# Proving the sup of $\{\frac{n-m}{n+m}|n,m\in \mathbb{N}, m<n\}$

The question was to prove $\{\frac{n-m}{n+m}|n,m\in \mathbb{N}, m<n\}$ is bounded, and have a supremum and an infimum.
Proving it's bounded was easy, But I got stuck on proving 1 is it's supremum.

This is what I have:
i. We'll hypothesize that $\sup\left(A\right)=1$
This means that $\forall\epsilon>0,\exists x\in A,x>1-\epsilon$

$$\frac{n-m}{n+m}>1-\epsilon\implies n-m<\left(1-\epsilon\right)\left(n+m\right)\implies$$ $$\implies n-m<n+m-\epsilon n-\epsilon m\implies\epsilon n<\left(2-\epsilon\right)m$$

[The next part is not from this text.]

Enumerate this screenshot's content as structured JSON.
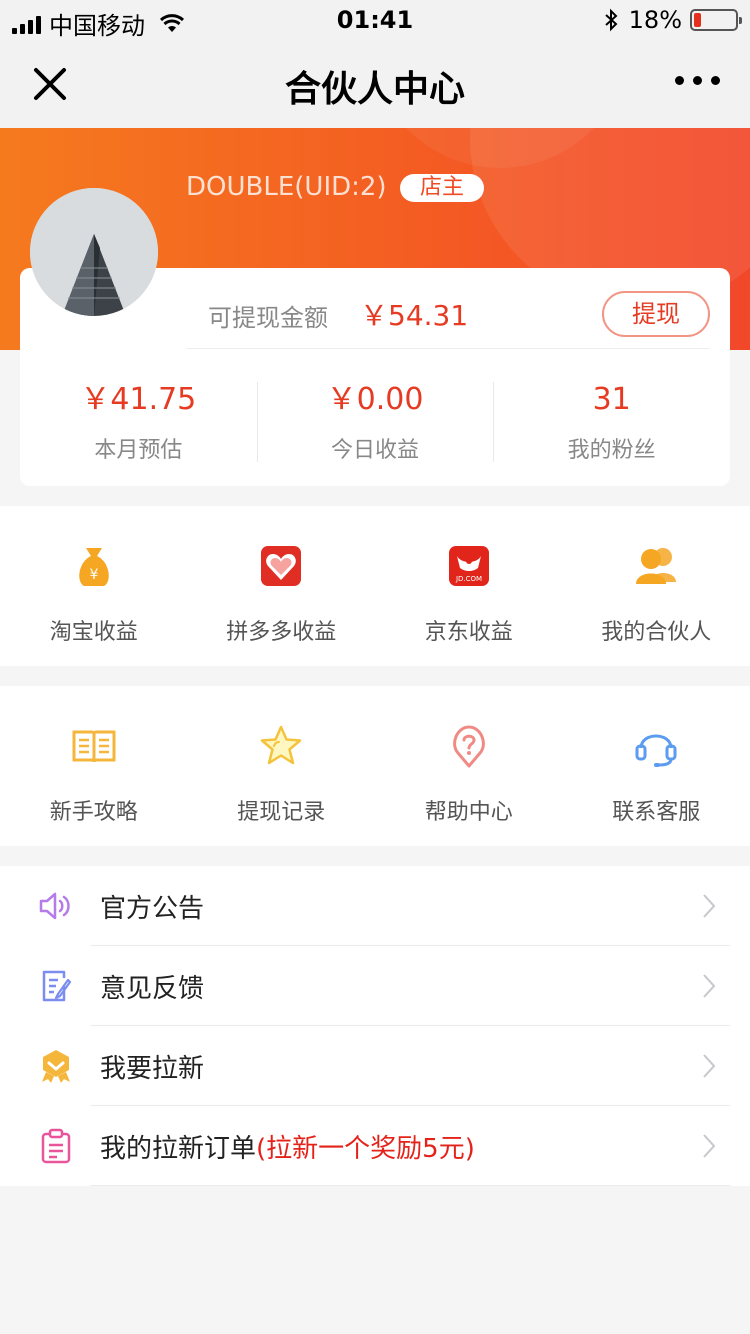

But I'm not sure how I continue from here. If epsilon is $\geq1$ then this can never be right, and I'm actually confused as to why (or even if) the steps I did untill now are true. Can I just find an example for when $\epsilon\geq1$ and then expain why a solution exist for when $\epsilon<1$ (Though I'm not sure how to do that either...)?

I'm assuming proving supremum is the same, so I guess this is a double question :p

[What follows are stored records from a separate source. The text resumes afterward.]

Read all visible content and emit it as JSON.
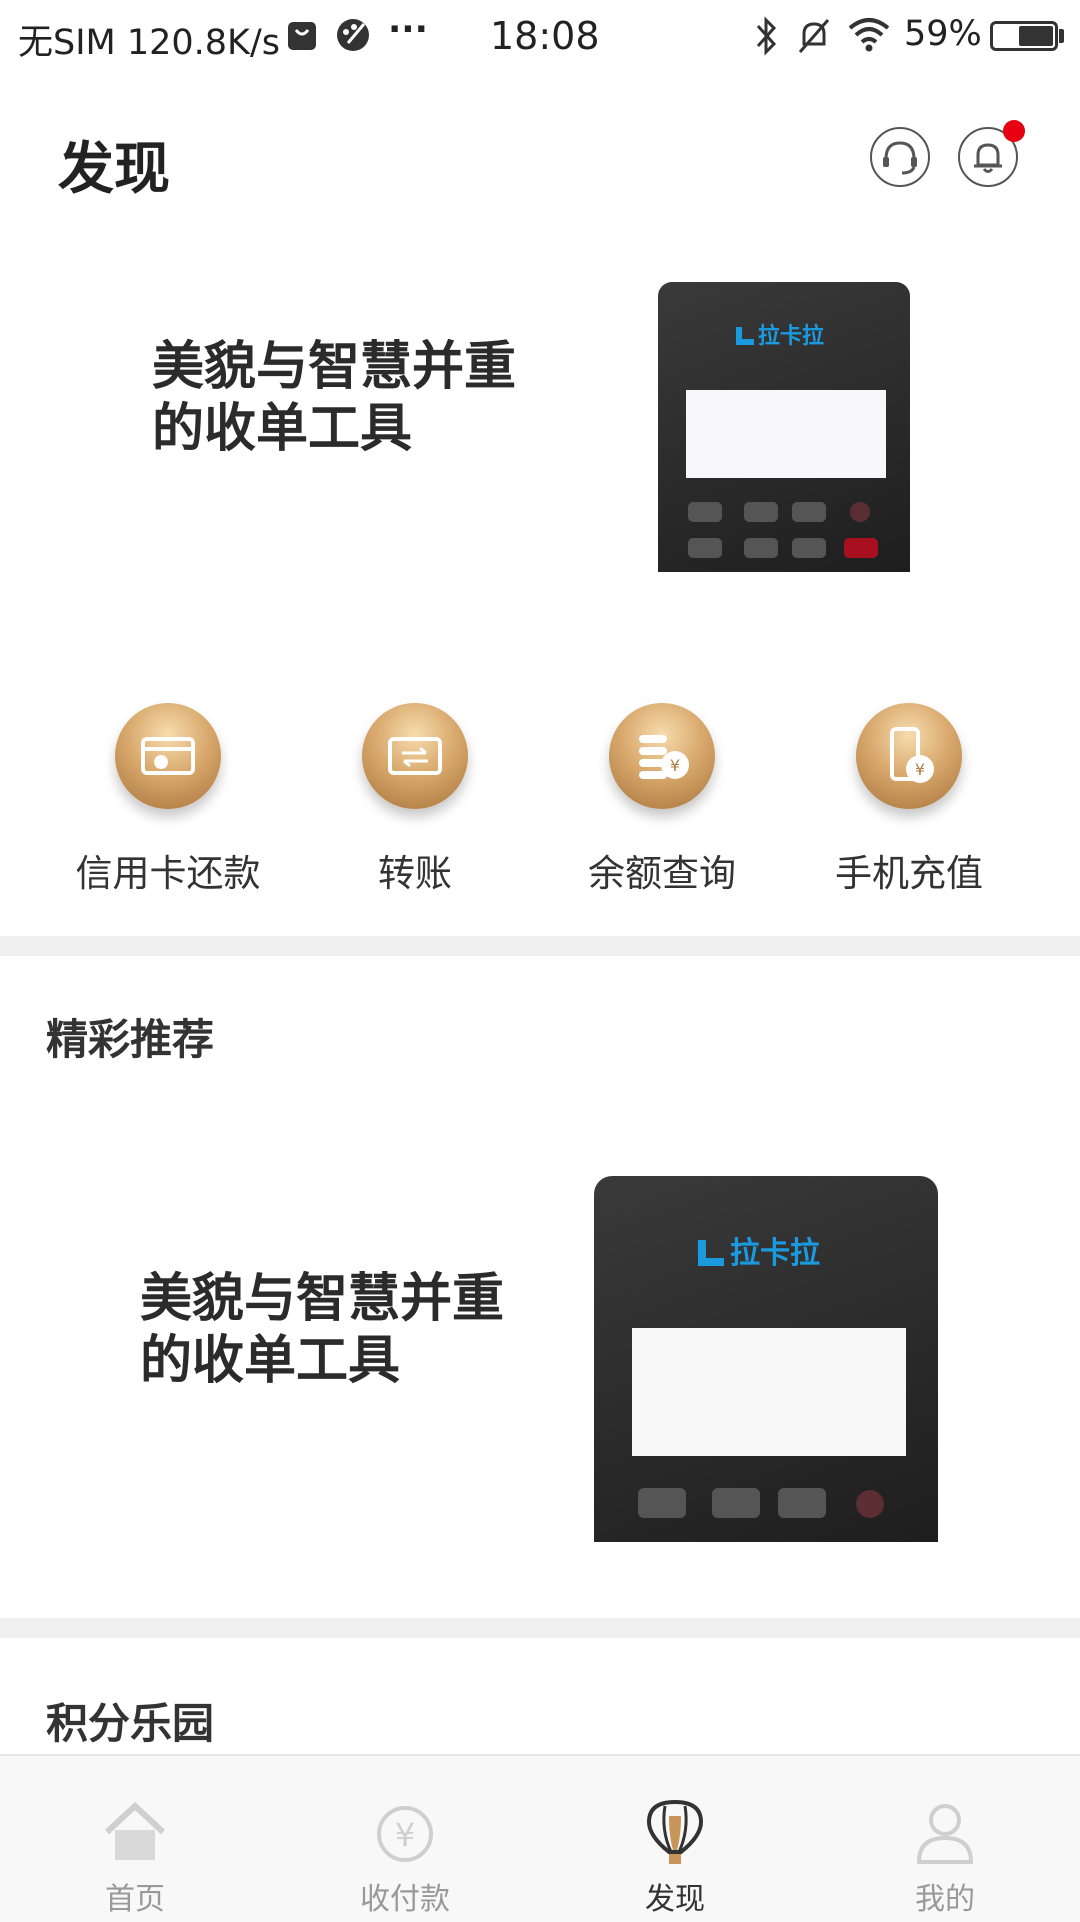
{
  "status_bar": {
    "left_text": "无SIM 120.8K/s",
    "more": "···",
    "time": "18:08",
    "battery": "59%",
    "battery_level": 0.59
  },
  "header": {
    "title": "发现",
    "service_icon": "headset-icon",
    "notification_icon": "bell-icon",
    "notification_dot": true
  },
  "banner_top": {
    "line1": "美貌与智慧并重",
    "line2": "的收单工具",
    "device_brand": "拉卡拉"
  },
  "quick_actions": [
    {
      "label": "信用卡还款",
      "icon": "credit-card-repay-icon"
    },
    {
      "label": "转账",
      "icon": "transfer-icon"
    },
    {
      "label": "余额查询",
      "icon": "balance-query-icon"
    },
    {
      "label": "手机充值",
      "icon": "phone-recharge-icon"
    }
  ],
  "recommend": {
    "title": "精彩推荐",
    "card_line1": "美貌与智慧并重",
    "card_line2": "的收单工具",
    "device_brand": "拉卡拉"
  },
  "points": {
    "title": "积分乐园"
  },
  "bottom_nav": {
    "items": [
      {
        "label": "首页",
        "icon": "home-icon",
        "active": false
      },
      {
        "label": "收付款",
        "icon": "yen-circle-icon",
        "active": false
      },
      {
        "label": "发现",
        "icon": "balloon-icon",
        "active": true
      },
      {
        "label": "我的",
        "icon": "user-icon",
        "active": false
      }
    ]
  },
  "colors": {
    "accent_gold": "#c7955a",
    "brand_blue": "#1a9be0",
    "notification_red": "#e60012",
    "divider": "#f0f0f0"
  }
}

p.s. I don't know how to tag this, but it's homeworks in infi so I guess calculus it is...

From $n-m<n+m$ (and $n+m>0$) we find immediately that $\frac{n-m}{n+m}<1$, so $1$ is an upper bound. You want to show that $1-\epsilon$ is not an upper bound if $\epsilon>0$. That is, you want to exhibit $n,m$ with $\frac{n-m}{n+m}>1-\epsilon$ or equivalently with $\epsilon n >(2-\epsilon)m$ (you mixed $>$ and $<$, otherwise all your $\Rightarrow$'s are in fact $\Leftrightarrow$'s). Dividing by $\epsilon$ then gives $n>\frac{2-\epsilon}\epsilon m$ as condition, which is easily fulfilled by choosing $m=1$ and $n>\frac{2-\epsilon}\epsilon$.
HINT: For a given $\epsilon>0$ how big does $n$ have to be to ensure that $$\frac{n-1}{n+1}>1-\epsilon\;?$$ It may help to notice that $$\frac{n-1}{n+1}=\frac{(n+1)-2}{n+1}=1-\frac2{n+1}\;.$$